17) Concerning the poems in this volume, John Sparrow wondered whether Betjeman had begun to "derive a deeper pleasure from any Sandemanian Meeting-house than from Salisbury Cathedral," but ultimately praised Betjemans "sense of period, .
An index of British Nonconformity in Betjemans writings would include General Baptists, Strict and Particular Baptists, Seventh Day Baptists, Wesleyan Methodists, Primitive Methodists, Bible Christians, Plymouth Brethren, Moravians, Lutherans, Independents and Congregationalists, Presbyterians and Unitarians, Quakers, Christian Scientists, Swedenborgians, Sandemanians and Glasites, the Peculiar People, Countess of Huntingdonites, Fifth Monarchists, Covenanters, Millenarians, Muggletonians, Agapemonites, Irvingites, Bryanites, and nondenominationals, as well as those "low church" Anglican parishes that are borderline dissenting--evangelical, reformed, and Calvinistic.
Away from the barks and the shouts and the greetings, Psalm-singing over and love-lunch done, Listening to the Bible in their room for meetings, Old Sandemanians are hidden from the sun.
He engaged in a variety of other chemical and consulting and legal work, which became too much a distraction from research and government work and from his variety of institutional service: to the Royal Institution, where he became indispensable; to the Athenaeum, of which he was a founding member, and briefly the Secretary; and to the Sandemanian church, in which he became a Deacon in 1832; the letters in which he wrote about his religion are intense but few; his religion was a private and a church matter.
He also had to deal with yet another kind of grief, temporary exclusion from the Sandemanian church, to which he was readmitted after acknowledging his errors, of which he was deeply ashamed.
In 1864 he relinquished his office as an Elder in the Sandemanian church.
Geoffrey Cantor, Michael Faraday: Sandemanian and Scientist (St.

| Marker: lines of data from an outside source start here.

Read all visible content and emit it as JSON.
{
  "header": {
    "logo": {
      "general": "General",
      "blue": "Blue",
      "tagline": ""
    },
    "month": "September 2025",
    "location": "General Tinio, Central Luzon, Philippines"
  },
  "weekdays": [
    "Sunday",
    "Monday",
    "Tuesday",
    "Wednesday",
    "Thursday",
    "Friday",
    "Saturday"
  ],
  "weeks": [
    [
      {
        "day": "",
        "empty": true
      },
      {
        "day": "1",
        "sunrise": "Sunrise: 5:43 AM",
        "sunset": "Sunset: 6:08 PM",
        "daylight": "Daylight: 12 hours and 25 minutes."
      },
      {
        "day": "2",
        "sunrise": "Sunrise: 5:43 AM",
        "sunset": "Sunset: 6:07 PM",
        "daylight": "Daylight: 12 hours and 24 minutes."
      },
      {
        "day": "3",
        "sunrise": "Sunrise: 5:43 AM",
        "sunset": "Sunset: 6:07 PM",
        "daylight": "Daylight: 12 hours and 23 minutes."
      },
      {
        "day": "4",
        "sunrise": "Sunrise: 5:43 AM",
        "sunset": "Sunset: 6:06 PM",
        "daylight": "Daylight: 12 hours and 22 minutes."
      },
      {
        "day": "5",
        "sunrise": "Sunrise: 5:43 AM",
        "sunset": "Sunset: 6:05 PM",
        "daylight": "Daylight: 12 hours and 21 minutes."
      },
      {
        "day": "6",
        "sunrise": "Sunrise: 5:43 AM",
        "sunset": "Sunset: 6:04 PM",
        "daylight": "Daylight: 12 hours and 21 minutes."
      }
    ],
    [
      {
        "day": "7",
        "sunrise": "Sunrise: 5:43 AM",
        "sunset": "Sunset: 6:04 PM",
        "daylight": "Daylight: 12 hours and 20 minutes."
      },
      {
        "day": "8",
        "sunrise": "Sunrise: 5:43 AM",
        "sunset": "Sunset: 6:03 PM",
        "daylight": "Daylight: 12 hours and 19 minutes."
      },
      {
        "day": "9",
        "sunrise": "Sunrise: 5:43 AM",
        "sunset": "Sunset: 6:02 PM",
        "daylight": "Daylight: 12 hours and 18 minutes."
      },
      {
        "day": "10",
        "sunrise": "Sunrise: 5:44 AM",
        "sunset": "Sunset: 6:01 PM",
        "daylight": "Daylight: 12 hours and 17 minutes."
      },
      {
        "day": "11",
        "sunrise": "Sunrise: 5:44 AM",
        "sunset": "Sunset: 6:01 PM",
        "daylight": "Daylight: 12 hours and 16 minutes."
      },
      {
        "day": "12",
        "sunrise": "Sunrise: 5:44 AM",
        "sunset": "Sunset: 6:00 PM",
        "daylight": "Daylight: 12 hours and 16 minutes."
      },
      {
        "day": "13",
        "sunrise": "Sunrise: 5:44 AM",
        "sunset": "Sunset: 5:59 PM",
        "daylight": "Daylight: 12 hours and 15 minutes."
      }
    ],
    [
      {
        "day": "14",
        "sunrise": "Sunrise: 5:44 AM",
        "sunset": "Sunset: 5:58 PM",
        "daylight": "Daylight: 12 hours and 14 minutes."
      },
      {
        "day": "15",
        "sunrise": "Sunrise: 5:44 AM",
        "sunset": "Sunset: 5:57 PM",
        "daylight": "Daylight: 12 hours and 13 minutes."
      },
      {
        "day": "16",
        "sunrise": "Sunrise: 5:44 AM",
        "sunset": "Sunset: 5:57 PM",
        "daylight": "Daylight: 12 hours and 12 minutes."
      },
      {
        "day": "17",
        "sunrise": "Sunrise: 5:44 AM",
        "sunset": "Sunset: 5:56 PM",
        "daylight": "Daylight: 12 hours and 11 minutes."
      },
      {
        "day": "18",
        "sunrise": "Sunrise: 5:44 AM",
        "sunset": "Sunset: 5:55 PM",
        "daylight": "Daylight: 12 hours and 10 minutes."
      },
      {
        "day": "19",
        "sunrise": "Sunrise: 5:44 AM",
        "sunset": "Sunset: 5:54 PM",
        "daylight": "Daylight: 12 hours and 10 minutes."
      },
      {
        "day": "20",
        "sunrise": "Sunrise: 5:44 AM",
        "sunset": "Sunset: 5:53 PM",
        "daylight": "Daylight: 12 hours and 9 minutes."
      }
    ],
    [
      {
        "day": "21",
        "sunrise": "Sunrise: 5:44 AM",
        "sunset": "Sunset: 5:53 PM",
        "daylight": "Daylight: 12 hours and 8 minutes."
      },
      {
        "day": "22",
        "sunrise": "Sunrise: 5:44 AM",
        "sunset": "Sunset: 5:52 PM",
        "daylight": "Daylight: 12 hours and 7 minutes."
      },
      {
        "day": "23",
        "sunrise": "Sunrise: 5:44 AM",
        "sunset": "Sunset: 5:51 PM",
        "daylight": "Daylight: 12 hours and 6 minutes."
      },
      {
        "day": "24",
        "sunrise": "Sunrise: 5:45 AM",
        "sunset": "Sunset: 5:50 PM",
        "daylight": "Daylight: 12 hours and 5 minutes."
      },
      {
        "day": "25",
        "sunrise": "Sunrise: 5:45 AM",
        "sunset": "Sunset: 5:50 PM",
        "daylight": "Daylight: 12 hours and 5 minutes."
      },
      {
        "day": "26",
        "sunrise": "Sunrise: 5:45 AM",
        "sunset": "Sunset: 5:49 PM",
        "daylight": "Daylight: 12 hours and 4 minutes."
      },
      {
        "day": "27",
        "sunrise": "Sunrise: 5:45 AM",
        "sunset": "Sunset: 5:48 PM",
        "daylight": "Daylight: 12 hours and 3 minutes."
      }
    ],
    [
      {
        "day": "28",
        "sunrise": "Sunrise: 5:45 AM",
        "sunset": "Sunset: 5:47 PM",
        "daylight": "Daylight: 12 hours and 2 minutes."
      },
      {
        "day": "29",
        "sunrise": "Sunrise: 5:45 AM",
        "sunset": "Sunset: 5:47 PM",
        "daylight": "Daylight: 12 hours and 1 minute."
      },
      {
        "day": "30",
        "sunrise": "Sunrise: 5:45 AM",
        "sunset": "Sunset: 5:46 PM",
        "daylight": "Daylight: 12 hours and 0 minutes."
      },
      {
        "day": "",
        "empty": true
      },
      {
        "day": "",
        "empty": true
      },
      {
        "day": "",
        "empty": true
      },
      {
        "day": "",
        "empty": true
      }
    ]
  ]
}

Anything less than complete adherence to the tenets of the Sandemanian Chapel was rigorously punished by 'exclusion' which both Faraday and his wife, Sarah, were to suffer briefly.
He was a member of a small, rigid sect known as the Sandemanians.